by Robert Gwathmey
Gwathmey, who grew up as a member of a privileged white family in Richmond, Virginia, was well acquainted with Southern racism, but it wasn’t until the late 1930s that his art began to portray these tensions.
Custodian, from 1963, was likely influenced by the beginnings of the Civil Rights movement. The elderly African American man sits with a rifle held across his body, and behind him stands a stereotypically racist painting of a black man, complete with a watermelon. Where the head of the painting should be, however, are a pitchfork and hoe – agricultural tools.

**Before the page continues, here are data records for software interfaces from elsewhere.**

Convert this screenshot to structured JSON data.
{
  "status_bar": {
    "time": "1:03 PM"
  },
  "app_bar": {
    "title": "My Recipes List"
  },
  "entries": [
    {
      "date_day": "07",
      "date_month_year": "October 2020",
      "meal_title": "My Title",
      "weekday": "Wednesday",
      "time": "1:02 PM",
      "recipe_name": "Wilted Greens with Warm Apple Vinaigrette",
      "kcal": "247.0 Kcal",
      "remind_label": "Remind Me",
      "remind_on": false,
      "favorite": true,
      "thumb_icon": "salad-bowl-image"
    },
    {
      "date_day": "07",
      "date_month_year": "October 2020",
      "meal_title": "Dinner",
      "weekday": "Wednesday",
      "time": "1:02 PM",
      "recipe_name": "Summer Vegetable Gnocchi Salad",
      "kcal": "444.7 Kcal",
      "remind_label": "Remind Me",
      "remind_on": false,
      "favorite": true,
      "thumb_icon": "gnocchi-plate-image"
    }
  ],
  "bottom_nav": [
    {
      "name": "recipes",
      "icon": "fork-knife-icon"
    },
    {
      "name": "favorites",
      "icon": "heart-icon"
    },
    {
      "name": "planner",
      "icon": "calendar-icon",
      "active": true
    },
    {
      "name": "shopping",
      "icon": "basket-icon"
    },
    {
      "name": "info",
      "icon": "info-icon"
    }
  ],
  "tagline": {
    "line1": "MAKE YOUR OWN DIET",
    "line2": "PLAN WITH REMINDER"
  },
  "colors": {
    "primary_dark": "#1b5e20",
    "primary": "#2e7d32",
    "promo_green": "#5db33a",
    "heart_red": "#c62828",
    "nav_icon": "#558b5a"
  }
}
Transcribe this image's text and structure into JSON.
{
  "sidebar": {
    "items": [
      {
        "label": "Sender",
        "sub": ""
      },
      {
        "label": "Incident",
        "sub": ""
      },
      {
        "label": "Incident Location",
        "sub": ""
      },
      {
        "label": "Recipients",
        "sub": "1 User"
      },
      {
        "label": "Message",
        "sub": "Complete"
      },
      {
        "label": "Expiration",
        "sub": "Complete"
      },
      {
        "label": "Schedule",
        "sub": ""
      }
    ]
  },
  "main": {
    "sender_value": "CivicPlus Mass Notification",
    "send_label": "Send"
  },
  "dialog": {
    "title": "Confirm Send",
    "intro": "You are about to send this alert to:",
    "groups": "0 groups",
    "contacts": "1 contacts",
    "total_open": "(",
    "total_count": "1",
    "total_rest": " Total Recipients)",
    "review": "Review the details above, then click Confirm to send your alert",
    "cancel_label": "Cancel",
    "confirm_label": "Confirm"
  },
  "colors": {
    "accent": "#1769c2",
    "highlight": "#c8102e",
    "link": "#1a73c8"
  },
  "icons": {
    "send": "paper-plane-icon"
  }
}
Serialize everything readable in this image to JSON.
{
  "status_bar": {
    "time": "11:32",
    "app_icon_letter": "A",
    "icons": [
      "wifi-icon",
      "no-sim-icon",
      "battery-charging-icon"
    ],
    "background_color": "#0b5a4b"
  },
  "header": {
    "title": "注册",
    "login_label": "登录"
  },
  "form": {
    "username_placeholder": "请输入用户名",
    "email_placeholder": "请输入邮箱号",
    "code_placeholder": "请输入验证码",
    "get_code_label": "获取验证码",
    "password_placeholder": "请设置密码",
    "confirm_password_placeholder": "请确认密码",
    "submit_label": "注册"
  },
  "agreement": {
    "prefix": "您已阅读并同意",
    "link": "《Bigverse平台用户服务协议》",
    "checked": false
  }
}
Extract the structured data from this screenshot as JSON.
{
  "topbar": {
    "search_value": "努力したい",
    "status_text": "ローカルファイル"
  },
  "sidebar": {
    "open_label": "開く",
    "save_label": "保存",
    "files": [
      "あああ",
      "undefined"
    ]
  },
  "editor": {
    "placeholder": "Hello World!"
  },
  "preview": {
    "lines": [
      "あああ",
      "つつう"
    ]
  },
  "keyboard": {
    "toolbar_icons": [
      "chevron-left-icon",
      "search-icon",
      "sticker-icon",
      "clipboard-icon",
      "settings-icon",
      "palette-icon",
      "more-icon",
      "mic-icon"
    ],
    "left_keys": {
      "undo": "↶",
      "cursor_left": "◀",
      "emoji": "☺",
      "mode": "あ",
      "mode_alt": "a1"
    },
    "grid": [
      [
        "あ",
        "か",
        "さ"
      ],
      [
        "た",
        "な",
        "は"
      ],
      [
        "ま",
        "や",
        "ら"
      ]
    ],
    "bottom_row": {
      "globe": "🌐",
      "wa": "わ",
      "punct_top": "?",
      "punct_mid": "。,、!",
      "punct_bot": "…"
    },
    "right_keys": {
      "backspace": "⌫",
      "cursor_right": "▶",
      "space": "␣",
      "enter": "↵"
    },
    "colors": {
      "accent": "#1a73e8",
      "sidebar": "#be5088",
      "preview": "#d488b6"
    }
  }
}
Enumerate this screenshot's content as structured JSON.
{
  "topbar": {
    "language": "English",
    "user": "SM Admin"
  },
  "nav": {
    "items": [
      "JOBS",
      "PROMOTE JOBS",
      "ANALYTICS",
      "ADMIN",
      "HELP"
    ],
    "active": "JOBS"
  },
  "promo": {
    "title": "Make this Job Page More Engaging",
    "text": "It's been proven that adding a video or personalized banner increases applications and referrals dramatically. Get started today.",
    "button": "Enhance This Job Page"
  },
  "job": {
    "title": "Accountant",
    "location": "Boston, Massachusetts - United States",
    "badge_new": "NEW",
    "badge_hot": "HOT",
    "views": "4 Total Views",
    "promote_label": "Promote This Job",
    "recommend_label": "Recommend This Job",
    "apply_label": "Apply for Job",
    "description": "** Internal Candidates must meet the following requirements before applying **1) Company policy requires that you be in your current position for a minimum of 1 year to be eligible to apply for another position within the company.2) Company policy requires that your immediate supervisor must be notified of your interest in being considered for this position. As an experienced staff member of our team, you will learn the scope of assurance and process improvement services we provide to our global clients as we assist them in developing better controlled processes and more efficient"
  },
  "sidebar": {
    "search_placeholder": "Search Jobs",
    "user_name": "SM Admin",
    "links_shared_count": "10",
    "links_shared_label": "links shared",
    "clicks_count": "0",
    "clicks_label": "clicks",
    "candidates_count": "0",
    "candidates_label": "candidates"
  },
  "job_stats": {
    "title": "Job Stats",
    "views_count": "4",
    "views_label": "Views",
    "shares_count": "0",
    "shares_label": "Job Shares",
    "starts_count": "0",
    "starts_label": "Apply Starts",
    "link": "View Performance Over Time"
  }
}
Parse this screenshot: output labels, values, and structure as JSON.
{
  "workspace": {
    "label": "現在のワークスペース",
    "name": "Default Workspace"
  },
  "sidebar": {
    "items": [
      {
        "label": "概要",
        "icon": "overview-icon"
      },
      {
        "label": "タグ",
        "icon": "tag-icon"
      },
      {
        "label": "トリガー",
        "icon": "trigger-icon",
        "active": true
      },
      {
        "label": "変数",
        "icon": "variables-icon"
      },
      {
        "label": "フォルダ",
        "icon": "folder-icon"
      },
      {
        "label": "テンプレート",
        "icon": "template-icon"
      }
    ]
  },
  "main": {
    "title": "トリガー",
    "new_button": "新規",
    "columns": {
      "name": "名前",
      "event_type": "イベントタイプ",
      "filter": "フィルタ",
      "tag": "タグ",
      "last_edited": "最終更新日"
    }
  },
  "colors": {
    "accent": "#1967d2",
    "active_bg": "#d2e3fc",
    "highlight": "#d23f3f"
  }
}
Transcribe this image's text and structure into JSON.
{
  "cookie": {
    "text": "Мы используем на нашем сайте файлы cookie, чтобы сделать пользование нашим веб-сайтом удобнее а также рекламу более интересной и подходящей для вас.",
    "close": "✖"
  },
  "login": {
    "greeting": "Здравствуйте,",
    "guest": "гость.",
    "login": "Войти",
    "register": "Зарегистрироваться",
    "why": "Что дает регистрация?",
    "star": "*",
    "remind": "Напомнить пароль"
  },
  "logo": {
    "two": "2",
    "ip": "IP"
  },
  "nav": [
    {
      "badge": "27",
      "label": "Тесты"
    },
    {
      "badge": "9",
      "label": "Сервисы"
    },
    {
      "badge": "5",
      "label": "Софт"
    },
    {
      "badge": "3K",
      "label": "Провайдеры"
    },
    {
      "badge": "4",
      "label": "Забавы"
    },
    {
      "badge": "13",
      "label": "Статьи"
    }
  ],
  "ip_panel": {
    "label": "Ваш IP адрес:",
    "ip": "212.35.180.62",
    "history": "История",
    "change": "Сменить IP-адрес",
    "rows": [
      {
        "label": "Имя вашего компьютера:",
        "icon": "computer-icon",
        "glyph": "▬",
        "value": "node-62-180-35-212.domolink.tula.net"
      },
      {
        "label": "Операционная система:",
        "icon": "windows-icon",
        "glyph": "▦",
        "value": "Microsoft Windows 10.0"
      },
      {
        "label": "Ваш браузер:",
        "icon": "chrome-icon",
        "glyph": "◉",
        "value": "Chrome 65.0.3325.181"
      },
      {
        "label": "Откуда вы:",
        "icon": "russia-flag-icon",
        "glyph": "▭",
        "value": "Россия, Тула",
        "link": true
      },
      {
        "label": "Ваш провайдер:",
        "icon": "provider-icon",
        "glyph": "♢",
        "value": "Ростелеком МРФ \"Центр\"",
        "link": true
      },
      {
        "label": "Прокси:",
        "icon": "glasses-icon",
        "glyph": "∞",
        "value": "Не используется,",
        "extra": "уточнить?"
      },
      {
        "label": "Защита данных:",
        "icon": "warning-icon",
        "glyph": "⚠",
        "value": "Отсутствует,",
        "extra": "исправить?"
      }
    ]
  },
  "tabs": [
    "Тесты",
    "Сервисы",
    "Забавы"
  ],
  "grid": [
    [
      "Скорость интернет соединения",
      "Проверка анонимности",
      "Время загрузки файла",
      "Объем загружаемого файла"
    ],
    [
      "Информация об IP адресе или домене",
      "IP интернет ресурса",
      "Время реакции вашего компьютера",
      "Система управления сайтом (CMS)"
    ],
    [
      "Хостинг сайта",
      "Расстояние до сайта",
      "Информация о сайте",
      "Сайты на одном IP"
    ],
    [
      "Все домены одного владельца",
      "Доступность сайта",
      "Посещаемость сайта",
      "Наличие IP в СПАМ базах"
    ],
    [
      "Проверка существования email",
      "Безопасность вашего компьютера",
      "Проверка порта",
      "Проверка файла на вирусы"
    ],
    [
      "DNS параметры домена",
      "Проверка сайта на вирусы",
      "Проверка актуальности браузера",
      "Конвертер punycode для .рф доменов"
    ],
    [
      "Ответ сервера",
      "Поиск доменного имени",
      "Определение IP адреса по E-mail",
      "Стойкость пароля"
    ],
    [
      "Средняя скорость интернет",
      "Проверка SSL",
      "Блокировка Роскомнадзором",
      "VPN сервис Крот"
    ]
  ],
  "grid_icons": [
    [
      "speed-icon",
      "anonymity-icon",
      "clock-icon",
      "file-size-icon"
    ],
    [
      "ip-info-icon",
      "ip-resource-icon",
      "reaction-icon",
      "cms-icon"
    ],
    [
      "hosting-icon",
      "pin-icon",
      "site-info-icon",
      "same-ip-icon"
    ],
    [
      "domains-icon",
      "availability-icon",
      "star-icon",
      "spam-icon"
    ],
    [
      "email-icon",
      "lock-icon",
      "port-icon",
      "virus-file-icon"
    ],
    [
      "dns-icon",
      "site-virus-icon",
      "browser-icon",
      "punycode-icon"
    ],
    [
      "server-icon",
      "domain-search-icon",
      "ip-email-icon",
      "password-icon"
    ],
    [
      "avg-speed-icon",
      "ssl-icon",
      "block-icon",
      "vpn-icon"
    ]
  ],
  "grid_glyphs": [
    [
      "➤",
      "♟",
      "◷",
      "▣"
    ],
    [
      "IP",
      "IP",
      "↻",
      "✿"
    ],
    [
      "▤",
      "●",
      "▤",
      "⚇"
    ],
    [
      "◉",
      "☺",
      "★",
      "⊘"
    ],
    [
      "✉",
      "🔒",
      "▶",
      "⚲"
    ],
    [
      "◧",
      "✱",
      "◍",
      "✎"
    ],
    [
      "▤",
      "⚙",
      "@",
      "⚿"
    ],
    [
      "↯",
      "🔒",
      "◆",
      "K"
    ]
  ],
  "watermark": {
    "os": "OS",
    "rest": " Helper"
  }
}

Gwathmey’s central figure refuses to succumb to the racist portrayal behind him; his evident strength separates him from the two dimensional caricature, but is not enough to bridge the gap between him and the woman in the background.